Background: Asian Americans are the fastest-growing ethnic minority in the USA, but we know little about the end-of-life care for this population. Objective: Compare invasive mechanical ventilation (IMV) use between older Asian and White decedents with hospitalization in the last 30 days of life. Design: Population-based retrospective cohort study. Participants: A 20% random sample of 2000–2017 Medicare fee-for-service decedents who were 66 years or older and had a hospitalization in the last 30 days of life. Exposure: White and Asian ethnicity as collected by the Social Security Administration. Main Measures: We identified IMV using validated procedural codes. We compared IMV use between Asian and White fee-for-service decedents using random-effects logistic regression analysis, adjusting for sociodemographics, admitting diagnosis, comorbidities, and secular trends. Key Results: From 2000 to 2017, we identified 2.1 million White (54.5% female, 82.4±8.1 mean age) and 28,328 Asian (50.8% female, 82.6±8.1 mean age) Medicare fee-for-service decedents hospitalized in the last 30 days.
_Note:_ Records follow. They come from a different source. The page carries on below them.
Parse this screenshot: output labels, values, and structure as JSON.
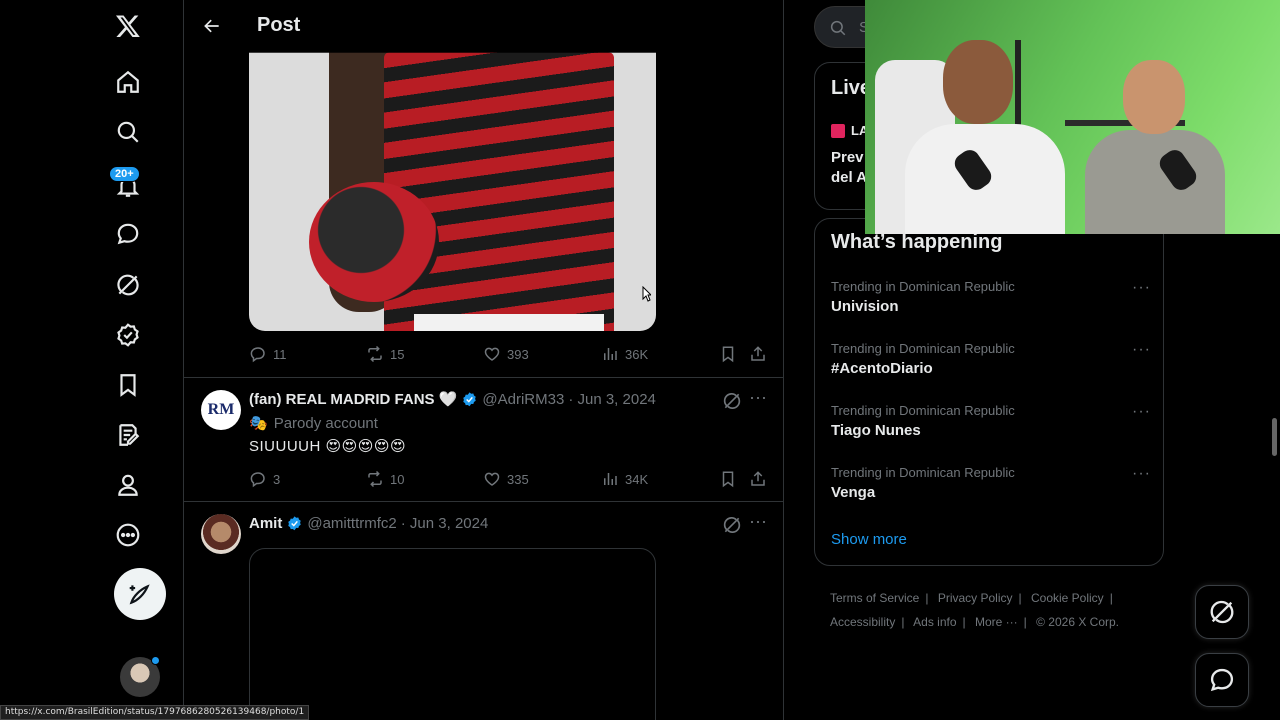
{
  "nav": {
    "notifications_badge": "20+",
    "items": [
      "x-logo",
      "home",
      "search",
      "notifications",
      "messages",
      "grok",
      "verified",
      "bookmarks",
      "articles",
      "profile",
      "more"
    ]
  },
  "header": {
    "title": "Post"
  },
  "tweet1": {
    "replies": "11",
    "reposts": "15",
    "likes": "393",
    "views": "36K"
  },
  "tweet2": {
    "name": "(fan) REAL MADRID FANS 🤍",
    "handle": "@AdriRM33",
    "date": "· Jun 3, 2024",
    "parody": "Parody account",
    "text": "SIUUUUH 😍😍😍😍😍",
    "avatar_text": "RM",
    "replies": "3",
    "reposts": "10",
    "likes": "335",
    "views": "34K"
  },
  "tweet3": {
    "name": "Amit",
    "handle": "@amitttrmfc2",
    "date": "· Jun 3, 2024"
  },
  "right": {
    "search_placeholder": "Se",
    "live_title": "Live",
    "live_tag": "LA",
    "live_line1": "Prev",
    "live_line2": "del A",
    "happening_title": "What’s happening",
    "trends": [
      {
        "context": "Trending in Dominican Republic",
        "topic": "Univision"
      },
      {
        "context": "Trending in Dominican Republic",
        "topic": "#AcentoDiario"
      },
      {
        "context": "Trending in Dominican Republic",
        "topic": "Tiago Nunes"
      },
      {
        "context": "Trending in Dominican Republic",
        "topic": "Venga"
      }
    ],
    "show_more": "Show more",
    "footer": {
      "terms": "Terms of Service",
      "privacy": "Privacy Policy",
      "cookie": "Cookie Policy",
      "accessibility": "Accessibility",
      "ads": "Ads info",
      "more": "More ···",
      "copyright": "© 2026 X Corp."
    }
  },
  "status_url": "https://x.com/BrasilEdition/status/1797686280526139468/photo/1",
  "colors": {
    "accent": "#1d9bf0",
    "background": "#000000",
    "border": "#2f3336",
    "muted": "#71767b"
  }
}
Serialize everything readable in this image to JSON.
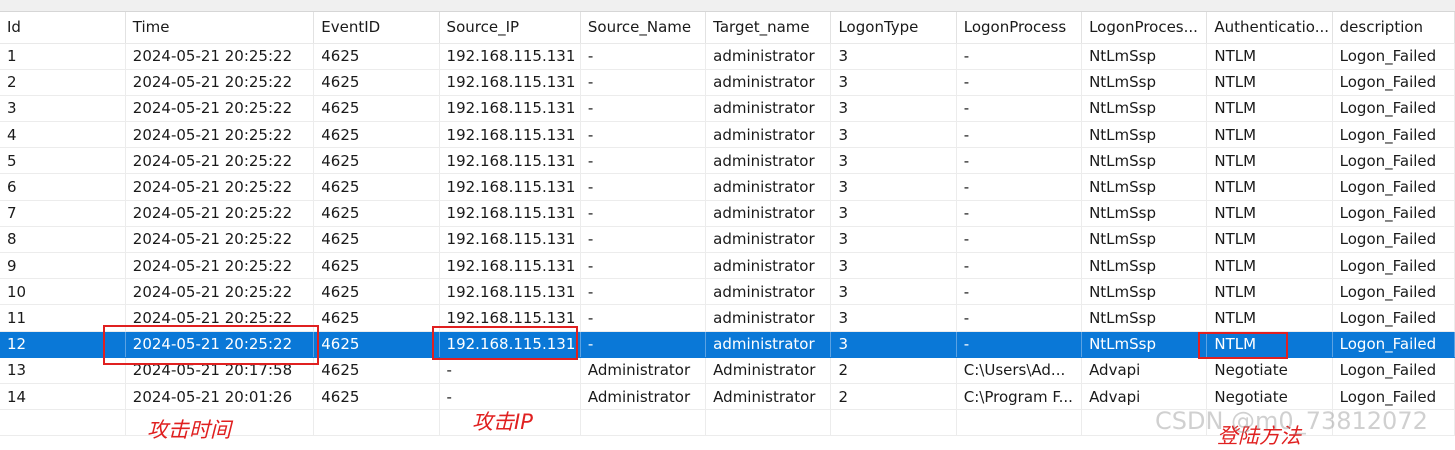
{
  "columns": [
    "Id",
    "Time",
    "EventID",
    "Source_IP",
    "Source_Name",
    "Target_name",
    "LogonType",
    "LogonProcess",
    "LogonProces...",
    "Authenticatio...",
    "description"
  ],
  "rows": [
    [
      "1",
      "2024-05-21 20:25:22",
      "4625",
      "192.168.115.131",
      "-",
      "administrator",
      "3",
      "-",
      "NtLmSsp",
      "NTLM",
      "Logon_Failed"
    ],
    [
      "2",
      "2024-05-21 20:25:22",
      "4625",
      "192.168.115.131",
      "-",
      "administrator",
      "3",
      "-",
      "NtLmSsp",
      "NTLM",
      "Logon_Failed"
    ],
    [
      "3",
      "2024-05-21 20:25:22",
      "4625",
      "192.168.115.131",
      "-",
      "administrator",
      "3",
      "-",
      "NtLmSsp",
      "NTLM",
      "Logon_Failed"
    ],
    [
      "4",
      "2024-05-21 20:25:22",
      "4625",
      "192.168.115.131",
      "-",
      "administrator",
      "3",
      "-",
      "NtLmSsp",
      "NTLM",
      "Logon_Failed"
    ],
    [
      "5",
      "2024-05-21 20:25:22",
      "4625",
      "192.168.115.131",
      "-",
      "administrator",
      "3",
      "-",
      "NtLmSsp",
      "NTLM",
      "Logon_Failed"
    ],
    [
      "6",
      "2024-05-21 20:25:22",
      "4625",
      "192.168.115.131",
      "-",
      "administrator",
      "3",
      "-",
      "NtLmSsp",
      "NTLM",
      "Logon_Failed"
    ],
    [
      "7",
      "2024-05-21 20:25:22",
      "4625",
      "192.168.115.131",
      "-",
      "administrator",
      "3",
      "-",
      "NtLmSsp",
      "NTLM",
      "Logon_Failed"
    ],
    [
      "8",
      "2024-05-21 20:25:22",
      "4625",
      "192.168.115.131",
      "-",
      "administrator",
      "3",
      "-",
      "NtLmSsp",
      "NTLM",
      "Logon_Failed"
    ],
    [
      "9",
      "2024-05-21 20:25:22",
      "4625",
      "192.168.115.131",
      "-",
      "administrator",
      "3",
      "-",
      "NtLmSsp",
      "NTLM",
      "Logon_Failed"
    ],
    [
      "10",
      "2024-05-21 20:25:22",
      "4625",
      "192.168.115.131",
      "-",
      "administrator",
      "3",
      "-",
      "NtLmSsp",
      "NTLM",
      "Logon_Failed"
    ],
    [
      "11",
      "2024-05-21 20:25:22",
      "4625",
      "192.168.115.131",
      "-",
      "administrator",
      "3",
      "-",
      "NtLmSsp",
      "NTLM",
      "Logon_Failed"
    ],
    [
      "12",
      "2024-05-21 20:25:22",
      "4625",
      "192.168.115.131",
      "-",
      "administrator",
      "3",
      "-",
      "NtLmSsp",
      "NTLM",
      "Logon_Failed"
    ],
    [
      "13",
      "2024-05-21 20:17:58",
      "4625",
      "-",
      "Administrator",
      "Administrator",
      "2",
      "C:\\Users\\Ad...",
      "Advapi",
      "Negotiate",
      "Logon_Failed"
    ],
    [
      "14",
      "2024-05-21 20:01:26",
      "4625",
      "-",
      "Administrator",
      "Administrator",
      "2",
      "C:\\Program F...",
      "Advapi",
      "Negotiate",
      "Logon_Failed"
    ]
  ],
  "selected_row_id": "12",
  "annotations": {
    "attack_time": "攻击时间",
    "attack_ip": "攻击IP",
    "logon_method": "登陆方法"
  },
  "watermark": "CSDN @m0_73812072",
  "colors": {
    "selection": "#0a78d7",
    "annotation_red": "#e02020"
  }
}
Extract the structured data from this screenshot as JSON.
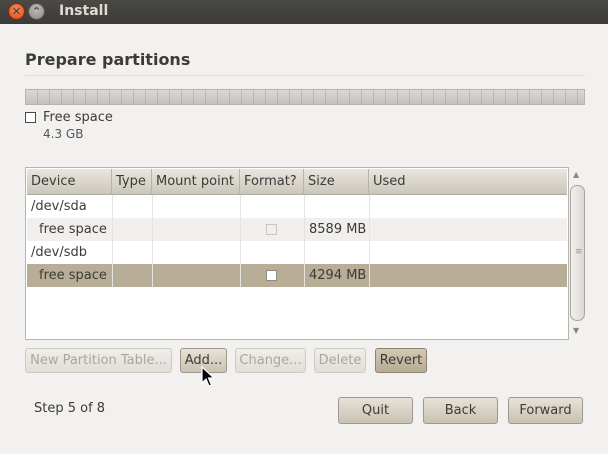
{
  "window": {
    "title": "Install"
  },
  "page": {
    "heading": "Prepare partitions"
  },
  "partition_bar": {
    "legend": {
      "label": "Free space",
      "size": "4.3 GB"
    }
  },
  "table": {
    "columns": [
      "Device",
      "Type",
      "Mount point",
      "Format?",
      "Size",
      "Used"
    ],
    "rows": [
      {
        "device": "/dev/sda",
        "type": "",
        "mount": "",
        "format": null,
        "size": "",
        "used": ""
      },
      {
        "device": "free space",
        "type": "",
        "mount": "",
        "format": false,
        "size": "8589 MB",
        "used": ""
      },
      {
        "device": "/dev/sdb",
        "type": "",
        "mount": "",
        "format": null,
        "size": "",
        "used": ""
      },
      {
        "device": "free space",
        "type": "",
        "mount": "",
        "format": false,
        "size": "4294 MB",
        "used": "",
        "selected": true
      }
    ]
  },
  "actions": {
    "new_table": "New Partition Table...",
    "add": "Add...",
    "change": "Change...",
    "delete": "Delete",
    "revert": "Revert"
  },
  "footer": {
    "step": "Step 5 of 8",
    "quit": "Quit",
    "back": "Back",
    "forward": "Forward"
  },
  "icons": {
    "close": "close-icon",
    "minimize": "minimize-icon",
    "cursor": "mouse-pointer-icon"
  },
  "colors": {
    "titlebar": "#3c3b37",
    "close_button": "#df4a16",
    "selected_row": "#b8ad97"
  }
}
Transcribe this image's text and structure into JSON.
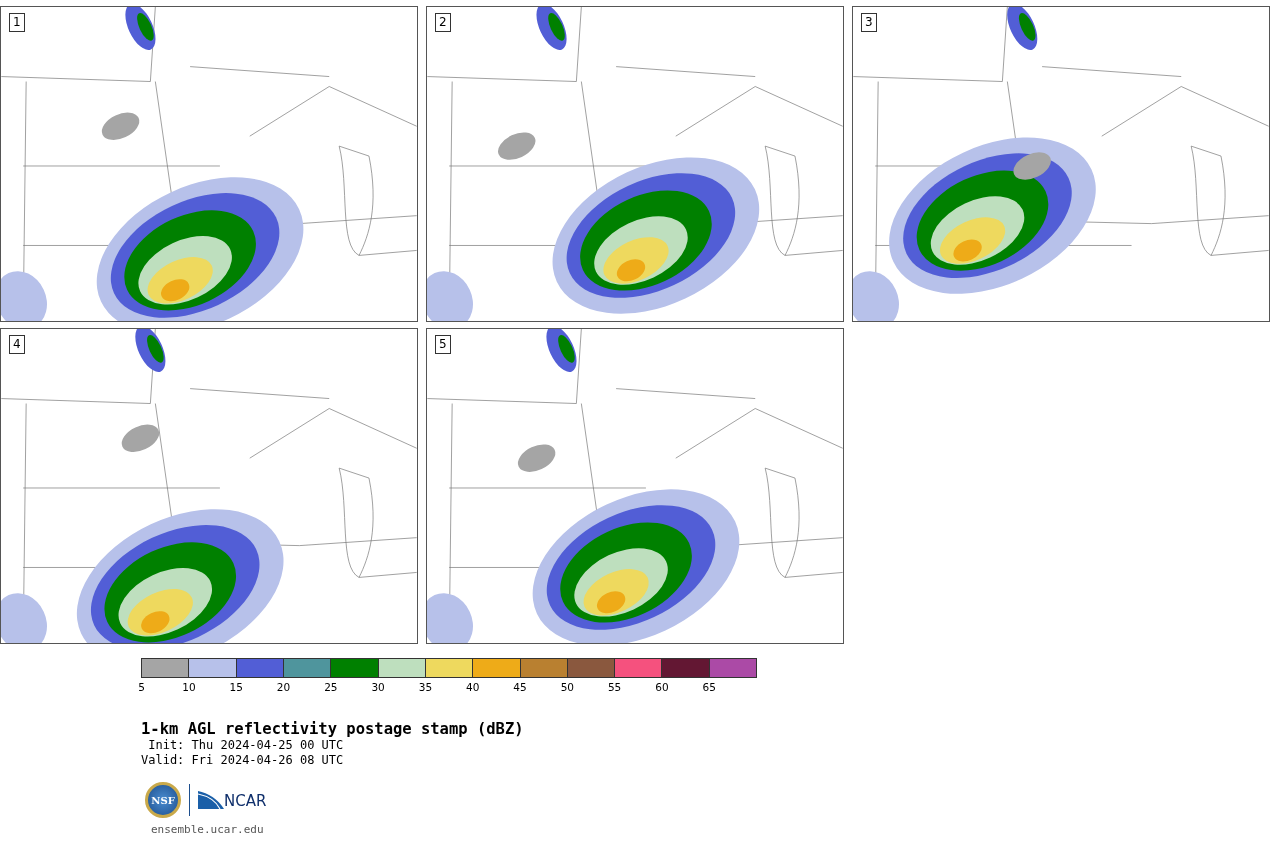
{
  "panels": [
    {
      "label": "1"
    },
    {
      "label": "2"
    },
    {
      "label": "3"
    },
    {
      "label": "4"
    },
    {
      "label": "5"
    }
  ],
  "colorbar": {
    "bins": [
      {
        "label": "5",
        "color": "#a5a5a5"
      },
      {
        "label": "10",
        "color": "#b7c1ea"
      },
      {
        "label": "15",
        "color": "#525ed6"
      },
      {
        "label": "20",
        "color": "#4f959d"
      },
      {
        "label": "25",
        "color": "#008000"
      },
      {
        "label": "30",
        "color": "#bedfbe"
      },
      {
        "label": "35",
        "color": "#eed95e"
      },
      {
        "label": "40",
        "color": "#eeab18"
      },
      {
        "label": "45",
        "color": "#b98030"
      },
      {
        "label": "50",
        "color": "#8a583e"
      },
      {
        "label": "55",
        "color": "#f5517e"
      },
      {
        "label": "60",
        "color": "#631733"
      },
      {
        "label": "65",
        "color": "#ab4aa6"
      }
    ]
  },
  "title": "1-km AGL reflectivity postage stamp (dBZ)",
  "init": " Init: Thu 2024-04-25 00 UTC",
  "valid": "Valid: Fri 2024-04-26 08 UTC",
  "logos": {
    "nsf": "NSF",
    "ncar": "NCAR"
  },
  "link": "ensemble.ucar.edu"
}
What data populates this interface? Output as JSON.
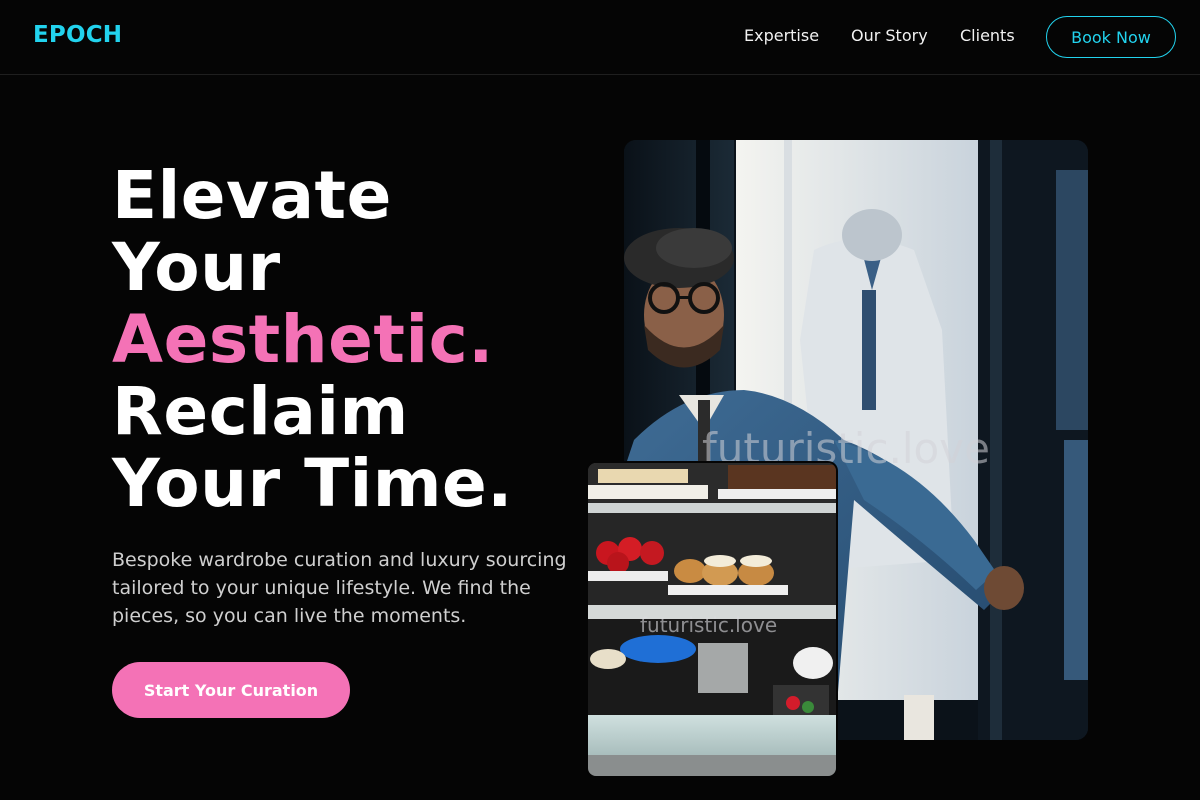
{
  "brand": {
    "name": "EPOCH",
    "color": "#22d3ee"
  },
  "nav": {
    "links": [
      "Expertise",
      "Our Story",
      "Clients"
    ],
    "cta_label": "Book Now"
  },
  "hero": {
    "title_lines": [
      "Elevate",
      "Your",
      "Aesthetic.",
      "Reclaim",
      "Your Time."
    ],
    "accent_line": "Aesthetic.",
    "accent_color": "#f472b6",
    "subtitle": "Bespoke wardrobe curation and luxury sourcing tailored to your unique lifestyle. We find the pieces, so you can live the moments.",
    "cta_label": "Start Your Curation"
  },
  "images": {
    "main": {
      "subject": "man-in-beret-at-boutique-door",
      "watermark": "futuristic.love"
    },
    "secondary": {
      "subject": "pastry-display-case",
      "watermark": "futuristic.love"
    }
  }
}
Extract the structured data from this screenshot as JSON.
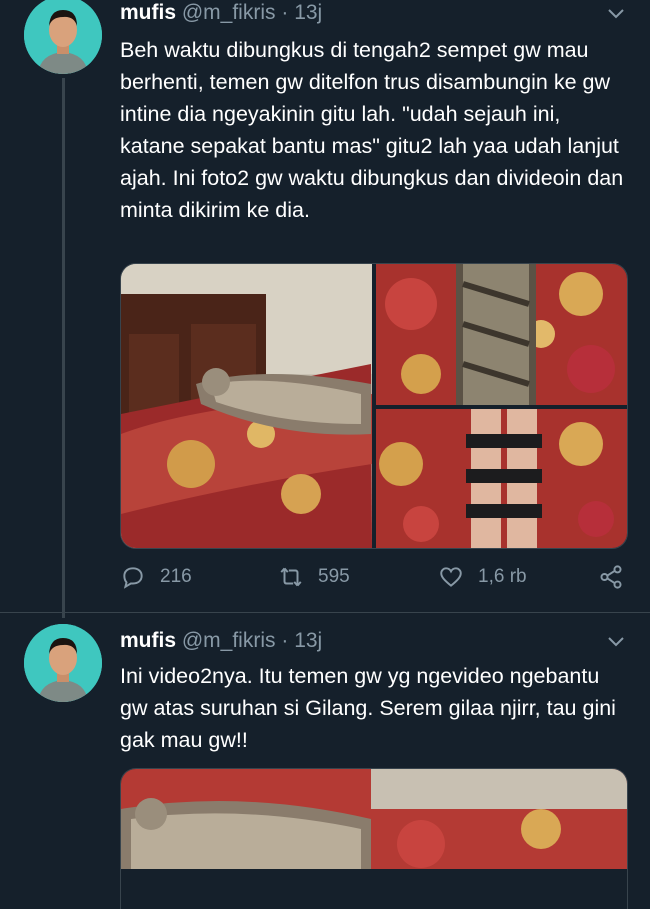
{
  "tweets": [
    {
      "name": "mufis",
      "handle": "@m_fikris",
      "dot": "·",
      "time": "13j",
      "text": "Beh waktu dibungkus di tengah2 sempet gw mau berhenti, temen gw ditelfon trus disambungin ke gw intine dia ngeyakinin gitu lah. \"udah sejauh ini, katane sepakat bantu mas\" gitu2 lah yaa udah lanjut ajah. Ini foto2 gw waktu dibungkus dan divideoin dan minta dikirim ke dia.",
      "replies": "216",
      "retweets": "595",
      "likes": "1,6 rb"
    },
    {
      "name": "mufis",
      "handle": "@m_fikris",
      "dot": "·",
      "time": "13j",
      "text": "Ini video2nya. Itu temen gw yg ngevideo ngebantu gw atas suruhan si Gilang. Serem gilaa njirr, tau gini gak mau gw!!"
    }
  ],
  "icons": {
    "reply": "reply-icon",
    "retweet": "retweet-icon",
    "like": "heart-icon",
    "share": "share-icon",
    "menu": "chevron-down-icon"
  },
  "colors": {
    "background": "#15202b",
    "secondary_text": "#8899a6",
    "divider": "#38444d",
    "avatar_bg": "#3fc7bf"
  }
}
Compared to White decedents, Asian fee-for-service decedents have an increased adjusted odds ratio (AOR) of 1.42 (95%CI: 1.38–1.47) for IMV. In sub-analyses, Asians’ AOR for IMV differed by admitting diagnoses (cancer AOR=1.32, 95%CI: 1.15–1.51; congestive heart failure AOR=1.75, 95%CI: 1.47–2.08; dementia AOR=1.93, 95%CI: 1.70–2.20; and chronic obstructive pulmonary disease AOR=2.25, 95%CI: 1.76–2.89). Conclusions: Compared to White decedents, Asian Medicare decedents are more likely to receive IMV when hospitalized at the end-of-life, especially among patients with non-cancer admitting diagnoses. Future research to better understand the reasons for these differences and perceived quality of end-of-life care among Asian Americans is urgently needed.
ASJC Scopus subject areas
- Internal Medicine